Oh, and there’s still more new button technology on the 650, and those new to smartphones will find it comforting. palmOne has a red ‘phone’ button that turns the device on, and holding it down activates or cancels your cellular carrier signal. A quick press of the red phone button hangs up too. As well, the main phone application button is green now. Having a green and a red phone button is so ’80s,’ but people understand it and the added bonus is that this setup makes using the PDA while on a call, a much more user-friendly experience. Now, when you’re on a call, you can navigate to any application, and if you want to hang up you don’t have to navigate back to the phone program. You just press the red phone button. As you might guess, you still can’t do Internet-based stuff while on a call, but c’mon.
Finally, let’s talk about the camera. Web rumors almost universally agreed that it would be 1.2 megapixels like the Zire 72, but it’s not. It’s still VGA quality at 640 x 480. palmOne says that this is because they could have included a weak 1.2 megapixel camera with low light performance on par with the Treo 600’s or include a great low-light VGA camera.
I think they made the right decision. The quality is far superior to the 600’s camera, and the digital zoom and camcorder functions make it still better. Additionally, most pictures people take with their camera-phone are for use in the device itself or to be mailed as picture mail or video mail. In both cases smaller is better and the improved low light performance makes it more usable. I can actually use the word ‘good’ in the same sentence as ‘Treo pictures.’
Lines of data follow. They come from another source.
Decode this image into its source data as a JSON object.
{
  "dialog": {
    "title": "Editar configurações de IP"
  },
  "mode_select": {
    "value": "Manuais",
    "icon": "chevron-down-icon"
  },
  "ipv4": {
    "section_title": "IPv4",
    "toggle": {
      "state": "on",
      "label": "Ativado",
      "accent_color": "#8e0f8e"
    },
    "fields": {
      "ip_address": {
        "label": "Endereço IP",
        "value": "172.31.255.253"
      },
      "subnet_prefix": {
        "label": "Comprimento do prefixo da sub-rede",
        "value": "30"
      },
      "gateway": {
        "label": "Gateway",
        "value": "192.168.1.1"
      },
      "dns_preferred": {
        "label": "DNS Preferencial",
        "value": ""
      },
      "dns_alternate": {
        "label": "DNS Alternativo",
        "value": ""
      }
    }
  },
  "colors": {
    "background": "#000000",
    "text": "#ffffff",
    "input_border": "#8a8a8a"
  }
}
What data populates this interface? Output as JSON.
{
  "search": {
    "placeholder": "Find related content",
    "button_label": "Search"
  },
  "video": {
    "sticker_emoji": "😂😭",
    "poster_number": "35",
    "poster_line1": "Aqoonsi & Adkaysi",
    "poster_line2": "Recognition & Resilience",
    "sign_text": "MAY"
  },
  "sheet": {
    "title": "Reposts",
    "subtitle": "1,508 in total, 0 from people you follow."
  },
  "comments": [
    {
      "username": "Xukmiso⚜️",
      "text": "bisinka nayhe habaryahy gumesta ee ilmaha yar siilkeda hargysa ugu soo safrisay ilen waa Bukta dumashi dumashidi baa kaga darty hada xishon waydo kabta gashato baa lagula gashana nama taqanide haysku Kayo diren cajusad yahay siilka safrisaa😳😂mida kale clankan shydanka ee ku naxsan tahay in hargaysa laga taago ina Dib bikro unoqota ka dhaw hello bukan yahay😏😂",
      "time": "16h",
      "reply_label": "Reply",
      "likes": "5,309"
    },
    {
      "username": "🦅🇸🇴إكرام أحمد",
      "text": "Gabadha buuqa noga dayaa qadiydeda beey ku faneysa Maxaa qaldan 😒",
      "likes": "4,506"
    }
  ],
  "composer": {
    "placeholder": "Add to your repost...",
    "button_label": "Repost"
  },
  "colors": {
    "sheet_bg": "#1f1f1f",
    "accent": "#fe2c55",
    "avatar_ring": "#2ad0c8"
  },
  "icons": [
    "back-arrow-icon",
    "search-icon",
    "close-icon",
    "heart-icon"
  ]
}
I’ve looked really hard to find something that’s a down-side so my review can sound a bit more balanced, and so you don’t think that palmOne or Sprint staff wrote it. All I can come up with is the new flash memory management software. Sure, palmOne’s new flash memory allows the device to retain data in memory when you lose power or change batteries (a great new feature), but unfortunately none of the expansion card backup programs like BackupBuddyVFS, BackupMan, or palmOne’s own Backup Card can backup this new device (or the Tungsten T5 which also uses palmOne’s new flash memory).
From what I’ve read online this is a known issue and it will eventually be addressed, but until it’s fixed, this could just be the big Achilles’ heel of the Treo 650. Considering that the only true protection for your Treo 650 data is a HotSync, the irony is that travelers will have to bring the laptop along on every trip until this gets handled. I already do that when I travel, but as soon as there’s a card backup solution, I’ll be thrilled to leave the laptop at home when I travel!
Editor’s Note: It has been discovered that the Treo 650 doesn’t use its memory very efficiently, and therefore has less Storage capacity that expected. However, palmOne is working on a fix for this. More information on this issue can be found in this article.
There’s a lot more to this great improvement on the most popular smartphone ever invented, but it’s going to take a few weeks to flush out all the functionality for a thorough review. For now I’ll sum it up this way…
Everything that made the Treo 600 so hot is even better. The Web, messaging, the camera, the better screen, better buttons, and more powerful applications all join to make the Treo 650 the newest ‘must-have’ smartphone, and when I can back it up to and restore from a card it will be… dare I say it… as close to perfect as it gets in a smartphone. With the Treo 650 palmOne has once again raised the bar.
Considering that the competition has yet to reach the Treo 600’s quality, reliability, feature set, and ease of use, the 650 just has to annoy every competitor in the market as much as it will delight every Treo 650 owner.